Some scholars think that the context of this passage tells us that God is placing his “unstrung bow” in the clouds as a reminder of the covenant God has made, not just with Israel but with all creation, to never again use God’s power to destroy humankind, no matter how terrible the aggravation we may give God.

Regardless of how “bow” is translated, the message is the same—-the “bow in the clouds” is a constant reminder that God will never give up on us.   This is the heart of the gospel that Jesus is at the center of.   This is the heart of the gospel that the Apostle Paul proclaimed.   God loves his creation and that love is not something we earn but are freely given.

Jesus tells his disciples shortly before his death:   I will not leave you orphaned.   I am coming to you.   In a little while the world will no longer see me, but you will see me; because I live, you also will live.   (John 14:18-19)

Jesus’ final words to his disciples at the close of Matthew’s Gospel are:  “And remember I am with you always, even to the close of the age.”

Paul reassured the Corinthian Christians with these words:   “He will also strengthen you to the end, so that you may be blameless on the day of our Lord Jesus Christ.   God is faithful, by him you were called into the fellowship of his Son, Jesus Christ, our Lord.

And Paul’s writes the ultimate words of assurance of God’s love in his letter to the Romans:   “Who will separate us from the love of Christ?  Will hardship, or distress, or persecution, or famine, or nakedness, or peril, or sword?  ….No, in all these things we are more than conquerors through him who loved us.   For I am convinced that neither death, nor life, nor angels, nor rulers, nor things present, nor things to come, nor powers, nor height, nor depth, nor anything else in all creation , will be able to separate us from the love of God in Christ Jesus our Lord.”   (Romans 8:35-39)

God is with you.    You cannot change that.    God will never abandon you.   As the prophet  Isaiah writes:   “But now thus says the Lord, he who created you, O Jacob, he who formed you, O Israel:   “do not fear, for I have redeemed you; I have called you by name, you are mine.   When you pass through the waters, I will be with you; and through the rivers, they shall not overwhelm you; when you walk through fire you shall not be burned, and the flame shall not consume you.    For I am the Lord your God, the Holy One of Israel, your Savior.   I give Egypt as your ransom.   Ethiopia and Seba in exchange for you.   Because you are precious in my sight, and honored, and I love you.   (Isaiah 43:1-4)

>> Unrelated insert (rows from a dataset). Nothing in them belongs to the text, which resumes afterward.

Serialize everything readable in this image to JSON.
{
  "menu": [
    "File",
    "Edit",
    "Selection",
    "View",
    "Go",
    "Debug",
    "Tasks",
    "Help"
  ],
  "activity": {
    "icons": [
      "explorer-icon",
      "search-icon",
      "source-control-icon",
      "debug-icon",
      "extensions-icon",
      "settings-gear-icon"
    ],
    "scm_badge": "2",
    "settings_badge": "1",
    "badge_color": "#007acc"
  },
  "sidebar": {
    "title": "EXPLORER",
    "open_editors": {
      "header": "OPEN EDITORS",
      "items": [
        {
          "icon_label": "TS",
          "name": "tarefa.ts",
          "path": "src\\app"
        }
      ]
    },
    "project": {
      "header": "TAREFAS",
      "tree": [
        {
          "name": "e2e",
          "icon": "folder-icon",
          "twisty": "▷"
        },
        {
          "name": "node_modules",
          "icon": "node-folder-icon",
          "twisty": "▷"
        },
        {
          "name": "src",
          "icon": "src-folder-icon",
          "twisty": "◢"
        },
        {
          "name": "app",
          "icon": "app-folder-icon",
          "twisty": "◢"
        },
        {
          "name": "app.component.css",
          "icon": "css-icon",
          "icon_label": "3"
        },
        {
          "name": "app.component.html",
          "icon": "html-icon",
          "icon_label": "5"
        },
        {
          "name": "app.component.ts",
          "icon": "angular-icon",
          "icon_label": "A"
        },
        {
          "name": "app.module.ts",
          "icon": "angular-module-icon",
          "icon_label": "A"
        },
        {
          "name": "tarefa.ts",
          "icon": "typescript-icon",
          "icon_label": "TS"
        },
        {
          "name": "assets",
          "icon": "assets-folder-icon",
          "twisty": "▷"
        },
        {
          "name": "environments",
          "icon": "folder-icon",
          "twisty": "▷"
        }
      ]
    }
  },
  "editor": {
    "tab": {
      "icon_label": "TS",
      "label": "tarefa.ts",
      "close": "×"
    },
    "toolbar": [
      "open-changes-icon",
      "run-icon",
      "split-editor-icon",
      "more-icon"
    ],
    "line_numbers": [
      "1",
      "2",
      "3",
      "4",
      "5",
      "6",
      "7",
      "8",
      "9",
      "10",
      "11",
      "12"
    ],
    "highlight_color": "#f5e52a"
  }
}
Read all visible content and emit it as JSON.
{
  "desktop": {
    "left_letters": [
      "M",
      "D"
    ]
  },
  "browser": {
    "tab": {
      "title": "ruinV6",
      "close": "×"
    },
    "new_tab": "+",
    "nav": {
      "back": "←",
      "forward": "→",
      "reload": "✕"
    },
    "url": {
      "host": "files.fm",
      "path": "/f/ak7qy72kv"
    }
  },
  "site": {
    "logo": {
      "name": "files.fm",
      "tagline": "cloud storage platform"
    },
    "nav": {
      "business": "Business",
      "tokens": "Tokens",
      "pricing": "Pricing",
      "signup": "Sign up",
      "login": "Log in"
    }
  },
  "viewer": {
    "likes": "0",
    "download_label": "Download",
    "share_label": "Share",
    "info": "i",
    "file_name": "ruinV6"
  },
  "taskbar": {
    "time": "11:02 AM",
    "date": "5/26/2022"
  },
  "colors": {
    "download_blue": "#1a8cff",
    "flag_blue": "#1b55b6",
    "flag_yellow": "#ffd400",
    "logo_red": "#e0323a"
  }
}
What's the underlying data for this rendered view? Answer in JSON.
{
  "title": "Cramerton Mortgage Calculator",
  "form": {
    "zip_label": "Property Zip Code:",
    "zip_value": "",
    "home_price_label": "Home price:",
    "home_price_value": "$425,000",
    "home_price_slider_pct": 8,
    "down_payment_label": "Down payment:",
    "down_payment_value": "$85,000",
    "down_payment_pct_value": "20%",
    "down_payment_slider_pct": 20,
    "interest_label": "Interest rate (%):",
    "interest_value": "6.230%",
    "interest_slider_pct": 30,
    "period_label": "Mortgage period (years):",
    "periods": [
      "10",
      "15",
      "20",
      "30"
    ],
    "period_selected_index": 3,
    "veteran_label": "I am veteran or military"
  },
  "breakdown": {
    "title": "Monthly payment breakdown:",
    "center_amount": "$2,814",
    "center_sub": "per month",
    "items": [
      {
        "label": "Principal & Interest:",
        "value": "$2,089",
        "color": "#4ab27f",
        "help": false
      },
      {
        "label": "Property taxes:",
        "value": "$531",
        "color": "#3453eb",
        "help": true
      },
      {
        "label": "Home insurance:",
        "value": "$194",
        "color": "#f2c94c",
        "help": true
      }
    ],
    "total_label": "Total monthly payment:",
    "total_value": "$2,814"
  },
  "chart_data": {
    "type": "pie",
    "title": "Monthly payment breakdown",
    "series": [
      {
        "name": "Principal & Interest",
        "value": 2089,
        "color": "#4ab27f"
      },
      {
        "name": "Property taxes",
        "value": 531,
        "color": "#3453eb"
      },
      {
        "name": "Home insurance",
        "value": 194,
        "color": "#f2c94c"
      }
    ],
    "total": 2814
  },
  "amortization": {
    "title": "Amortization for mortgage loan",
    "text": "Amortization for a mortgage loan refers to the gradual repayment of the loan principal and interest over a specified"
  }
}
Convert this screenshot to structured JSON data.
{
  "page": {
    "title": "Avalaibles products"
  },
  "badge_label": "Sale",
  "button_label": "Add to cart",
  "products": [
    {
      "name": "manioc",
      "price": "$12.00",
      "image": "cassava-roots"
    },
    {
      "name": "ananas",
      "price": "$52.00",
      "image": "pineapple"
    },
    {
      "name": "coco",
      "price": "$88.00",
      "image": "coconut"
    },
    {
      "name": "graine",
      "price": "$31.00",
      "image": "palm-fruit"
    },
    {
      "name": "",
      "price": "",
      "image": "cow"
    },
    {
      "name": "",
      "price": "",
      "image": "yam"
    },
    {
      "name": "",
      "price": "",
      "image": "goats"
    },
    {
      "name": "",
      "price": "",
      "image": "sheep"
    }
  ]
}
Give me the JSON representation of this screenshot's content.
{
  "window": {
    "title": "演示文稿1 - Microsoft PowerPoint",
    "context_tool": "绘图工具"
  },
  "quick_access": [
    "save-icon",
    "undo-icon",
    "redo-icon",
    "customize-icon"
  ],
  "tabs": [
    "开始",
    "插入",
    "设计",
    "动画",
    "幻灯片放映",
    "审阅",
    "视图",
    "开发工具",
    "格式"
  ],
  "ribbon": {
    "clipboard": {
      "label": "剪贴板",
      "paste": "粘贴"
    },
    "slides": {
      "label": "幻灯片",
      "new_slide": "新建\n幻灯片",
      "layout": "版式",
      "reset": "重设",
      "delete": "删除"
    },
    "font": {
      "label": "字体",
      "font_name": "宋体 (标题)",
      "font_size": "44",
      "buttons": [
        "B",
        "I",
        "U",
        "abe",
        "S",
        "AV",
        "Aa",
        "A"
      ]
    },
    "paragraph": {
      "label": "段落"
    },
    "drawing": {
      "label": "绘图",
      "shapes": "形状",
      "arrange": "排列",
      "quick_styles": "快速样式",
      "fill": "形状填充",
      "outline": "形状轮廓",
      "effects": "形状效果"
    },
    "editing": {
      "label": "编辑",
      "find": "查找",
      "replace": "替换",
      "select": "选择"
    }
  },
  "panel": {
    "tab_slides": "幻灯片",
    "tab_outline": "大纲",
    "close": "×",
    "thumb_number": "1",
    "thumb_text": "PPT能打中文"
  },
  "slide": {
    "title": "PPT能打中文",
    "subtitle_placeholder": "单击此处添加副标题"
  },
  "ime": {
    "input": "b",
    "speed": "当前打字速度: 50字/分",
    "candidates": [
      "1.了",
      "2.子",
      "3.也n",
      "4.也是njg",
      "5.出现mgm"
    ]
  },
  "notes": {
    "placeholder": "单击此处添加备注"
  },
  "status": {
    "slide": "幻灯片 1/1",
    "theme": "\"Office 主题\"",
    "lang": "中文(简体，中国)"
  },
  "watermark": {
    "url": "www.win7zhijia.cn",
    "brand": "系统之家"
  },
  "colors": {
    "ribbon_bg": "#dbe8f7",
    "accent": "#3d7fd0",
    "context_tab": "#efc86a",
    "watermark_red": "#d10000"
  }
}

The Psalmist sings:   “The Lord is my shepherd.   I shall not want.   He makes me lie down in green pastures; he leads me beside the still waters, he restores my soul.   He leads me in the paths of righteousness for his names sake.   Even though I walk through the valley of the shadow of death, he is with me; his rod and his staff comfort me.   He prepares me a table in the midst of my enemies; he anoints my head with oil; my cup overflows.   Surely goodness and mercy will follow me all the days of my life and I will dwell in the house of the Lord forever.”   (Psalm 23)

God loves us as God’s children!   He will not abandon us—ever.   In our joys and in our sorrows; in our triumphs and our failures,  when life is beautiful and when it is stormy, God is there.   Despite anything you or I do—-God loves us and will never abandon us.